Nine-year-old Edward VI introduced the Reformation, established the English Church, understood international affairs and showed a keen interest in reforming the currency. Henry VIII’s lengthy wait for a male heir ended when Edward was finally born on 12 October 1537 at Hampton Court Palace. However, Henry’s joy was short-lived as his third wife, Jane Seymour,…

The Provisions of Oxford: Simon de Monfort’s Reforms

The British parliament’s origins began with the Provisions of Oxford when the barons took control of the government, key appointments and reform of common law. English kings always summoned gatherings of ministers and barons to discuss state matters. They were known as Witans under the Anglo-Saxons or great councils (colloquia) after the Norman Conquest. They…

Phillipa of Hainault: Queen Consort of Edward III of England
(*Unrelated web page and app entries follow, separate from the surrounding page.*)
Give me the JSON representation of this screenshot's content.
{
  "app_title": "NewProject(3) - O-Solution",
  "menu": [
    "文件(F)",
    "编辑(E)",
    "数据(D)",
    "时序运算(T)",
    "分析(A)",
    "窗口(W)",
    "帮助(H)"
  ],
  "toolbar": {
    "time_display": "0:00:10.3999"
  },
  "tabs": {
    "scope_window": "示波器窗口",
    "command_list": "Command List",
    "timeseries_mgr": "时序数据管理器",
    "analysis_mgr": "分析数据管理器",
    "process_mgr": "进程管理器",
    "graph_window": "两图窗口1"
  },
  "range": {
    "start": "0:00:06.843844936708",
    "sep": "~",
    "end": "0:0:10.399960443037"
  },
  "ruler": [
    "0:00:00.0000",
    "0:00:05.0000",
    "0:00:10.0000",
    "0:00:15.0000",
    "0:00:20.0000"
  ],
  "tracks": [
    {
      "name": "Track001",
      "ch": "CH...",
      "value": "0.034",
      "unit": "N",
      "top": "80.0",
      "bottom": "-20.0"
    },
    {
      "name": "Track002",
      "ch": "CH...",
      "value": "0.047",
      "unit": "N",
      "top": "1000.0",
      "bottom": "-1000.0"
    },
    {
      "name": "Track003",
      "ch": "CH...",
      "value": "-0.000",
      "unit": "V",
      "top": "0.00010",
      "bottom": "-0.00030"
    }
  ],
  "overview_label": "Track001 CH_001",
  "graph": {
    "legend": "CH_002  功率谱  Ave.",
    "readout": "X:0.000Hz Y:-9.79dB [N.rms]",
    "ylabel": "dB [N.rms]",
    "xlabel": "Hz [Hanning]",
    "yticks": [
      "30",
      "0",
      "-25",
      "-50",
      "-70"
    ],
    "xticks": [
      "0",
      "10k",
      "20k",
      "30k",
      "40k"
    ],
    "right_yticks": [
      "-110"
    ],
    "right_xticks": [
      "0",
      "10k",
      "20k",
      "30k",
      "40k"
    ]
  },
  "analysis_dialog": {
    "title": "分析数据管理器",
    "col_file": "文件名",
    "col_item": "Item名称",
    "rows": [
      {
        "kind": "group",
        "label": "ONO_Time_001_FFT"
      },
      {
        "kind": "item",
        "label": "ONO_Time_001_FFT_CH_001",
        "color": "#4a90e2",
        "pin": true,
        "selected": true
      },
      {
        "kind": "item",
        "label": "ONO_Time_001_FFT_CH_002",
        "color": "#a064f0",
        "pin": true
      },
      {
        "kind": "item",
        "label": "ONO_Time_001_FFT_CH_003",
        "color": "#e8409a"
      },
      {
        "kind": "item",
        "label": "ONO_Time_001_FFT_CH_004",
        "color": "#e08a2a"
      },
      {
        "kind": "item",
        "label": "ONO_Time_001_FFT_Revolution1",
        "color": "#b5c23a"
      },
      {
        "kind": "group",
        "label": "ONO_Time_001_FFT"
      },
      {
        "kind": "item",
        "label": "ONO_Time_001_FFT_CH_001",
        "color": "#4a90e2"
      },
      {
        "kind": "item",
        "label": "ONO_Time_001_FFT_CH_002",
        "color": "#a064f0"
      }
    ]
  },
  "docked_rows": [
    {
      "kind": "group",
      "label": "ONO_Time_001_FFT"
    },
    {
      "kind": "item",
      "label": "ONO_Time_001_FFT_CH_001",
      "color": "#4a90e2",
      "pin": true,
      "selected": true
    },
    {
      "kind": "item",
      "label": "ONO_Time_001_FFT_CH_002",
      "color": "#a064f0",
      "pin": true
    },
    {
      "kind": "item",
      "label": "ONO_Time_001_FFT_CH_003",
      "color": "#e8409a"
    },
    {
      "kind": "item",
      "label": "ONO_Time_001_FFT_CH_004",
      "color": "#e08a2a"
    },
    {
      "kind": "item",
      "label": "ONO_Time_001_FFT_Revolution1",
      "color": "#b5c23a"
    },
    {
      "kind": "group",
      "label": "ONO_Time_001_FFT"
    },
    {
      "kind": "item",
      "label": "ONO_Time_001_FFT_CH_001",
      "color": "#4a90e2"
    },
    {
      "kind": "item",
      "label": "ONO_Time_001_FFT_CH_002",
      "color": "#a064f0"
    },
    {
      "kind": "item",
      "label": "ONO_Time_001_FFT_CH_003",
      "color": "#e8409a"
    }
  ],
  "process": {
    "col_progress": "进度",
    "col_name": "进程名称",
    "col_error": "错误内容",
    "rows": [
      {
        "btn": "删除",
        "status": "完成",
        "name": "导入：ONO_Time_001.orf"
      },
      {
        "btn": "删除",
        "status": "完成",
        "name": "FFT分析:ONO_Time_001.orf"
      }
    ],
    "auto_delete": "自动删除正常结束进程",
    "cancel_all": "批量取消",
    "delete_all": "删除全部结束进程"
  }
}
Philippa of Hainault and Edward III brought stability to the monarchy after his father’s disastrous reign. She was interested in education, art and literature. She was often portrayed as “bourgeois”—solid, comfortable and domestic—as her homely features and motherly figure are captured in Master Hennequin of Liège's fine alabaster effigy on her tomb. Her great amiability…

George II of Great Britain (1727-1760)

George II was the last British monarch to lead troops into battle, whilst many great social and political changes occurred during his reign. He was born Georg August on 30 October 1683 at Herrenhausen Palace, Hanover, the eldest of two children born to Crown Prince Georg of Hanover and Sophia Dorothea of Celle. His sister…

The Birth of James Francis Edward Stuart

The Old Pretender was born amidst controversy as the Warming-pan Baby, and survived against all odds. James II had produced two daughters, Mary and Anne, from his first marriage to Anne Hyde. They became increasingly important when their uncle Charles II failed to produce a legitimate heir. Anne died in 1671 but she had supported…

Charles II of England, Scotland and Ireland (1660-1685)

Charles II was best known as the Merry Monarch but his reign also saw the rise of colonisation and trade in India, the East Indies and America. He was born at St James’s Palace on 29 May 1630—the first surviving child of Charles I and Henrietta Maria. He was a robust and an exceptionally large…

Elizabeth II: Heir-Presumptive

Princess Elizabeth was suddenly thrust into the spotlight as Heir-Presumptive when her father was crowned George VI. However, Elizabeth's life changed after her beloved grandfather died in 1936, as her uncle Edward VIII abdicated the throne less than a year later. Many people, including Prime Minister Stanley Baldwin visited 145 Piccadilly to discuss the Constitutional…

Australia’s Role in the Abdication Crisis: Edward VIII Gave up Throne for Mrs Simpson

The Australian Government also insisted Edward VIII abdicated rather than marry American divorcee Wallis Simpson. Edward VIII became King of Great Britain on 20 January 1936 when his father George V died. He was determined to marry his mistress, Mrs Wallis Simpson, and told Prime Minister Stanley Baldwin on 16 November. Baldwin was horrified. Mrs…